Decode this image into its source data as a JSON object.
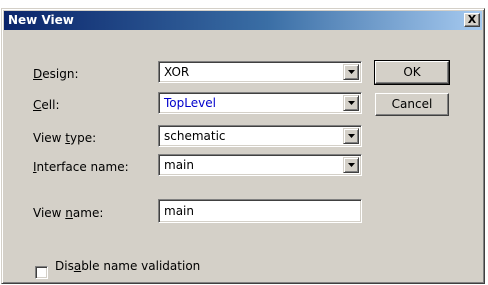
{
  "window": {
    "title": "New View",
    "close_glyph": "X"
  },
  "fields": {
    "design": {
      "label_pre": "",
      "label_mnemonic": "D",
      "label_post": "esign:",
      "value": "XOR"
    },
    "cell": {
      "label_pre": "",
      "label_mnemonic": "C",
      "label_post": "ell:",
      "value": "TopLevel"
    },
    "view_type": {
      "label_pre": "View ",
      "label_mnemonic": "t",
      "label_post": "ype:",
      "value": "schematic"
    },
    "interface_name": {
      "label_pre": "",
      "label_mnemonic": "I",
      "label_post": "nterface name:",
      "value": "main"
    },
    "view_name": {
      "label_pre": "View ",
      "label_mnemonic": "n",
      "label_post": "ame:",
      "value": "main"
    }
  },
  "buttons": {
    "ok": "OK",
    "cancel": "Cancel"
  },
  "options": {
    "disable_validation": {
      "label_pre": "Dis",
      "label_mnemonic": "a",
      "label_post": "ble name validation",
      "checked": false
    }
  },
  "colors": {
    "title_start": "#0a246a",
    "title_end": "#a6caf0",
    "dialog_face": "#d4d0c8",
    "highlight_text": "#0000cc"
  }
}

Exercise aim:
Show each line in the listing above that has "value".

Result for this task:
      "value": "XOR"
      "value": "TopLevel"
      "value": "schematic"
      "value": "main"
      "value": "main"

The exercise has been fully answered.